His favorite moment of the day each year is that feeling of gladness that sets in at the end of the feast. It’s more filling than any meal, he said.
“I tell people, let this be the start of your year of giving — not just a season,” Hunt said. “We end up with so much negative on a daily basis; hopefully, this is just (a day of) good.”
That’s what Muegge had hoped volunteers took away from the day, Hunt said. Most did, and came back year after year to help again.
But new faces always pop up in the crowd — a sign that Muegge’s mission is always spreading and touching new lives, Addison said.
Jill and Kent McQueeney of Greenfield came to pass out meals Thursday for the first time because their Thanksgiving Day schedule left them with a little more free time than usual. They brought along their 8-year-old daughter, Anna, to help, as well, hoping the youngster would come away from the day having witnessed a scene of how important community service is, Jill McQueeney said.
They’d never met Meugge, but they knew of her, the work she did and the lives she touched.
That drew them to the fairgrounds Thursday. And as they waited in line for their second delivery assignment of the day, they chatted and laughed together while enjoying each other’s company and the sense of friendship that surrounded everyone who gathered in Muegge’s memory.

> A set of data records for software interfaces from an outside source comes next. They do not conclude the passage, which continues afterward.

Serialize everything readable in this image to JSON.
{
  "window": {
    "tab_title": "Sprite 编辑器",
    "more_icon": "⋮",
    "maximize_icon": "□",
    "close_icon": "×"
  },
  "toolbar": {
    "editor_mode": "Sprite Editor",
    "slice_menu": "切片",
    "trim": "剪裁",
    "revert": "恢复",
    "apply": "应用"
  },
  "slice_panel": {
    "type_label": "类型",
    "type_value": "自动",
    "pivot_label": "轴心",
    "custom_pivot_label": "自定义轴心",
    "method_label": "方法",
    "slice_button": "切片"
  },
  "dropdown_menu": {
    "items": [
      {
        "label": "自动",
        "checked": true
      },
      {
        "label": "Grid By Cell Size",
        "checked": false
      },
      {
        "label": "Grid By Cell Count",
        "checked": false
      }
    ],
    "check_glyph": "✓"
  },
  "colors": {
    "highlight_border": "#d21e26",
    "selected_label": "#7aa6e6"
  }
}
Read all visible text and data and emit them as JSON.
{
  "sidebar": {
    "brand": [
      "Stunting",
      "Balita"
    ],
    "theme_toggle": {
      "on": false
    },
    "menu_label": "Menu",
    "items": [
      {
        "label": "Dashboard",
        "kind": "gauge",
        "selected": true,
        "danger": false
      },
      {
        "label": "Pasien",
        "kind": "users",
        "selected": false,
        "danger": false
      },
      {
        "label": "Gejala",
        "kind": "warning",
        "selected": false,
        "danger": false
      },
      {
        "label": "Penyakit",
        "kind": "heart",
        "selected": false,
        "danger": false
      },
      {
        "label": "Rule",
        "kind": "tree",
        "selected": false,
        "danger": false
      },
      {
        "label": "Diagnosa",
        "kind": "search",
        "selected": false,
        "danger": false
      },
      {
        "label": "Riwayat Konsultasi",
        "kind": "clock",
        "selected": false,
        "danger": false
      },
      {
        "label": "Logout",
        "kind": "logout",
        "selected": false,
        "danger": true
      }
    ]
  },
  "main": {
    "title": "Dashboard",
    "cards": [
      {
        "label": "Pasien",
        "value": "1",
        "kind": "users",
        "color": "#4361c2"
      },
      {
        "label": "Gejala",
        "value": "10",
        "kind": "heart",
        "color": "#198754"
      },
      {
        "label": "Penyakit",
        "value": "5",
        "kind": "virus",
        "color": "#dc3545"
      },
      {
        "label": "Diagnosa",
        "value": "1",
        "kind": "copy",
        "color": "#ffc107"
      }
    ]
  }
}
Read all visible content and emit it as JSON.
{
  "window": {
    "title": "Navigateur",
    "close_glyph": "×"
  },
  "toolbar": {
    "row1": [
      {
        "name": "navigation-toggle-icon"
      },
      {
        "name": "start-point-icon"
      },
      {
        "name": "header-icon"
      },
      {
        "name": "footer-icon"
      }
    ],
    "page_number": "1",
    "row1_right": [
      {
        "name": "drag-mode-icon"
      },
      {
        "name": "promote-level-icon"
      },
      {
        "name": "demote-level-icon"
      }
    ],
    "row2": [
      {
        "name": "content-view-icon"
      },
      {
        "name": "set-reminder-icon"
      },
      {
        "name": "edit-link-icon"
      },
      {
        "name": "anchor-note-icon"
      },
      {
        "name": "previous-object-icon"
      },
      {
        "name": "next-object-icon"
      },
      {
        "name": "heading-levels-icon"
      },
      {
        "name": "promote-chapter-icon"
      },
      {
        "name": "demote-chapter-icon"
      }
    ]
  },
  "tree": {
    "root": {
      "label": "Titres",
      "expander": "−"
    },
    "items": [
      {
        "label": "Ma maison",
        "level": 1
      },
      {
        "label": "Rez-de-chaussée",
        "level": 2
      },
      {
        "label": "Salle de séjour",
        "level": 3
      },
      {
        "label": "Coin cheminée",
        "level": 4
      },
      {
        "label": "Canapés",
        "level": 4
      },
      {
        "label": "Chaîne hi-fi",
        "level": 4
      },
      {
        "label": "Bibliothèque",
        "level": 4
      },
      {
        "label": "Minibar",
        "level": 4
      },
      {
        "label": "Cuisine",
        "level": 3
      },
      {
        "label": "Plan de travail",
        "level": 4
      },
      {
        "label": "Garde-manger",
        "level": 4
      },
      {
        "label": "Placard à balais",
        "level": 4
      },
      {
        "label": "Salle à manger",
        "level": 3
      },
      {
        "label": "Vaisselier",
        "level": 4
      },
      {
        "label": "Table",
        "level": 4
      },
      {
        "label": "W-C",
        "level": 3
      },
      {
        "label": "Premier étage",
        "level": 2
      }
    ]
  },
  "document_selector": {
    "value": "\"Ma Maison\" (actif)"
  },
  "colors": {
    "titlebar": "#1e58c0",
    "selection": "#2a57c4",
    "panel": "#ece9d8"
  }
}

And the warmth that surrounded them was one they hoped to make a holiday tradition.
“We’ll absolutely be back to help next year,” Jill McQueeney said.